> **THE PROBLEM**
Within this material, find every line where the string "instagram" appears, and copy it out.

> **DATA**
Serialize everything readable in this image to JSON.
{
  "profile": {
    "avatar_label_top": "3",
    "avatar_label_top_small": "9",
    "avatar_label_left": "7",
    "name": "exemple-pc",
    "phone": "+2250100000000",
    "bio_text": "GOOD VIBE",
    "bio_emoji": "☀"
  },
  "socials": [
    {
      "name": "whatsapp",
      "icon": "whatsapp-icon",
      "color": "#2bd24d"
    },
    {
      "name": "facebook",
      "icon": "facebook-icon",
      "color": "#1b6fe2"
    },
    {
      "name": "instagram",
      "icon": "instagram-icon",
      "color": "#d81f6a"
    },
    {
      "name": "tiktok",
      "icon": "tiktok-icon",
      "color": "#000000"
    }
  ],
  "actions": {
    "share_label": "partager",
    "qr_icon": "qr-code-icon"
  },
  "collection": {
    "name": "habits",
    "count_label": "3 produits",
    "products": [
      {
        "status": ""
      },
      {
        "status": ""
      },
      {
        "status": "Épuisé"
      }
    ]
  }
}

> **TASK ANSWER**
      "name": "instagram",
      "icon": "instagram-icon",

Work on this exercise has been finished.